4) From the grandparents' back yard, across behind Eva Faulstich's house and up a driveway was the short cut to the neighborhood grocery, where we got those licorice whips aforementioned.
5) My friend Shirley Ruth had some delightful sets of paper dolls, with which we enjoyed playing for hours on end a couple of times.  I remember six 'dolls', two 2-year olds, two 4-year olds, two 6-year olds, each with one boy and one girl, and there were dresses and suits for all the sizes.  We didn't exactly 'play house', she and I; we tried on all the clothes and talked about this and that while we did so.  This was at her house, which was very near our school, after school, while our mothers visited in another room, probably over tea or coffee.
6) With my mother one afternoon we went to visit one of her girl friends from high school who had a little boy about my age.  He had a set of My Book of Knowledge and was playing choochoo train with the volumes on the floor.  On the way home my mother was very disapproving of his being allowed to do so.

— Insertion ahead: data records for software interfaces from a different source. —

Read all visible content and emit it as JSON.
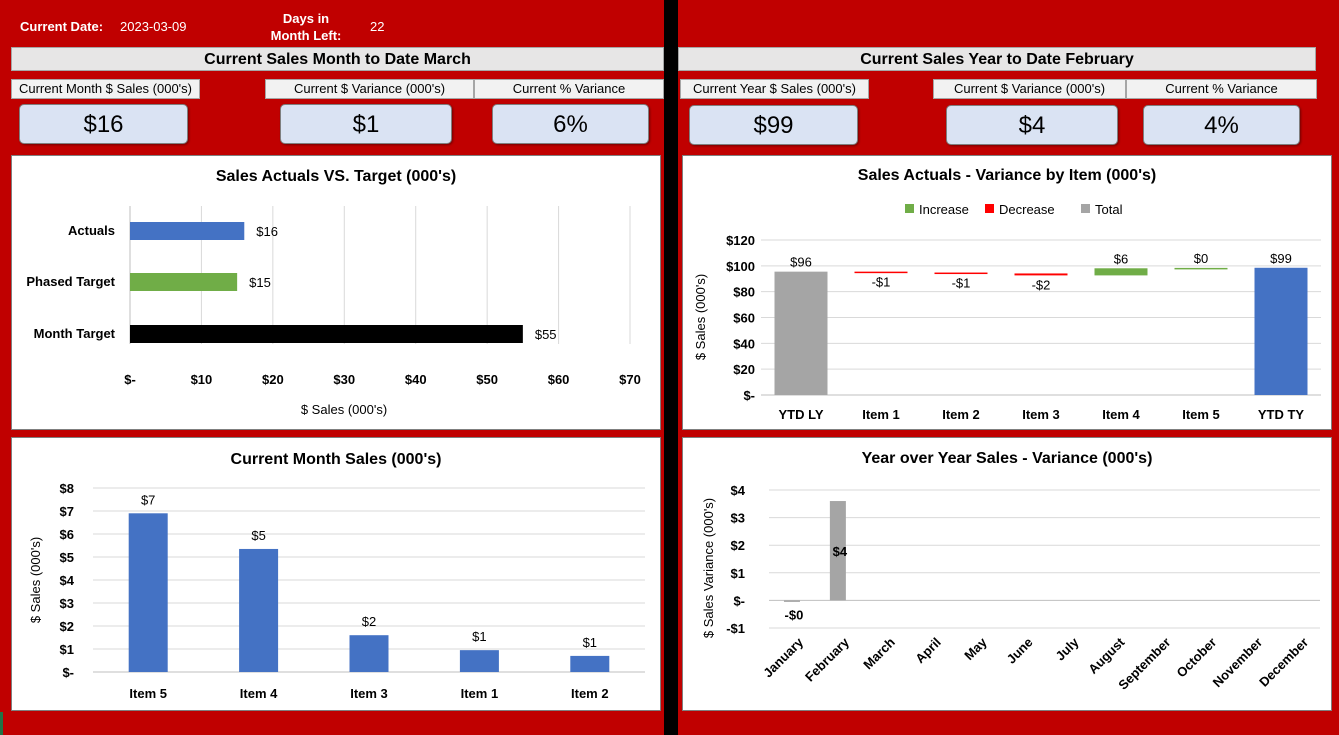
{
  "header": {
    "current_date_label": "Current Date:",
    "current_date": "2023-03-09",
    "days_left_label_1": "Days in",
    "days_left_label_2": "Month Left:",
    "days_left": "22"
  },
  "left": {
    "title": "Current Sales Month to Date March",
    "kpis": [
      {
        "label": "Current Month $ Sales (000's)",
        "value": "$16"
      },
      {
        "label": "Current $ Variance (000's)",
        "value": "$1"
      },
      {
        "label": "Current % Variance",
        "value": "6%"
      }
    ]
  },
  "right": {
    "title": "Current Sales Year to Date February",
    "kpis": [
      {
        "label": "Current Year $ Sales (000's)",
        "value": "$99"
      },
      {
        "label": "Current $ Variance (000's)",
        "value": "$4"
      },
      {
        "label": "Current % Variance",
        "value": "4%"
      }
    ]
  },
  "colors": {
    "blue": "#4472c4",
    "green": "#70ad47",
    "red": "#ff0000",
    "gray": "#a5a5a5",
    "black": "#000000",
    "background": "#c00000"
  },
  "chart_data": [
    {
      "id": "actuals-vs-target",
      "type": "bar",
      "orientation": "horizontal",
      "title": "Sales Actuals VS. Target (000's)",
      "xlabel": "$ Sales (000's)",
      "categories": [
        "Actuals",
        "Phased Target",
        "Month Target"
      ],
      "values": [
        16,
        15,
        55
      ],
      "data_labels": [
        "$16",
        "$15",
        "$55"
      ],
      "bar_colors": [
        "#4472c4",
        "#70ad47",
        "#000000"
      ],
      "xlim": [
        0,
        70
      ],
      "ticks": [
        0,
        10,
        20,
        30,
        40,
        50,
        60,
        70
      ],
      "tick_labels": [
        "$-",
        "$10",
        "$20",
        "$30",
        "$40",
        "$50",
        "$60",
        "$70"
      ],
      "grid": true
    },
    {
      "id": "waterfall",
      "type": "bar",
      "subtype": "waterfall",
      "title": "Sales Actuals - Variance by Item (000's)",
      "ylabel": "$ Sales (000's)",
      "legend": [
        "Increase",
        "Decrease",
        "Total"
      ],
      "legend_colors": [
        "#70ad47",
        "#ff0000",
        "#a5a5a5"
      ],
      "legend_position": "top",
      "categories": [
        "YTD LY",
        "Item 1",
        "Item 2",
        "Item 3",
        "Item 4",
        "Item 5",
        "YTD TY"
      ],
      "values": [
        95.5,
        -0.7,
        -0.7,
        -1.5,
        5.5,
        0.3,
        98.5
      ],
      "kinds": [
        "total",
        "decrease",
        "decrease",
        "decrease",
        "increase",
        "increase",
        "total-ty"
      ],
      "data_labels": [
        "$96",
        "-$1",
        "-$1",
        "-$2",
        "$6",
        "$0",
        "$99"
      ],
      "ylim": [
        0,
        120
      ],
      "ticks": [
        0,
        20,
        40,
        60,
        80,
        100,
        120
      ],
      "tick_labels": [
        "$-",
        "$20",
        "$40",
        "$60",
        "$80",
        "$100",
        "$120"
      ],
      "grid": true
    },
    {
      "id": "month-sales",
      "type": "bar",
      "title": "Current Month Sales (000's)",
      "ylabel": "$ Sales (000's)",
      "categories": [
        "Item 5",
        "Item 4",
        "Item 3",
        "Item 1",
        "Item 2"
      ],
      "values": [
        6.9,
        5.35,
        1.6,
        0.95,
        0.7
      ],
      "data_labels": [
        "$7",
        "$5",
        "$2",
        "$1",
        "$1"
      ],
      "ylim": [
        0,
        8
      ],
      "ticks": [
        0,
        1,
        2,
        3,
        4,
        5,
        6,
        7,
        8
      ],
      "tick_labels": [
        "$-",
        "$1",
        "$2",
        "$3",
        "$4",
        "$5",
        "$6",
        "$7",
        "$8"
      ],
      "grid": true
    },
    {
      "id": "yoy-variance",
      "type": "bar",
      "subtype": "waterfall",
      "title": "Year over Year Sales - Variance (000's)",
      "ylabel": "$ Sales Variance (000's)",
      "categories": [
        "January",
        "February",
        "March",
        "April",
        "May",
        "June",
        "July",
        "August",
        "September",
        "October",
        "November",
        "December"
      ],
      "values": [
        -0.05,
        3.6,
        null,
        null,
        null,
        null,
        null,
        null,
        null,
        null,
        null,
        null
      ],
      "data_labels": [
        "-$0",
        "$4",
        "",
        "",
        "",
        "",
        "",
        "",
        "",
        "",
        "",
        ""
      ],
      "ylim": [
        -1,
        4
      ],
      "ticks": [
        -1,
        0,
        1,
        2,
        3,
        4
      ],
      "tick_labels": [
        "-$1",
        "$-",
        "$1",
        "$2",
        "$3",
        "$4"
      ],
      "grid": true
    }
  ]
}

7) When we left 644, and my parents went north to the Bay Area to find us a house there (not easy in the face of overcrowding due to the shipyards and the Naval Air Station at the west end of Alameda), the four of us stayed with the grandparents for what must have been a couple of months, and I had perhaps as much as six weeks at Emerson School (the map now shows an Emerson Park there).  That was the beginning of Grade Three.  I cannot remember anything unpleasant about that school or, for that matter, anything at all, except that I liked its playground equipment.  Come to think of it, it is not unlikely that going to play with children I didn't know, at a time when I was largely with children I didn't know, dated from this time.  Also, probably from those last months in San Luis Obispo, and only a couple of blocks from my grandparents' house, was a working blacksmith, who shoed horses.  For there still were ice wagons and other delivery wagons that were drawn by horses, right in town, just as twenty years later there were still donkeys and mules at the neighborhood markets in Athens, Greece, right in the city, even in Kolonaki.  This is one more example of the bridging experience of my age-cohort, who ourselves were either too young or too old to be drafted to serve in any of the series of wars, as our grandparents and parents, also, had been, except that, had I been a boy, I might have been drafted for Korea, and who both remembered what was familiar to our grandparents and lived to do things like blogs.
8) Finally, I'll recall our going the few blocks to the railway station to see the brand-new California Daylight passenger train come and stop (its halfway point).  A whole train in red and orange, end to end, the most glorious train I ever saw (see above).
Trains, of course, were familiar; we counted the cars, we read where those cars came from, whenever we stopped for them at a level crossing.  But those were freight trains.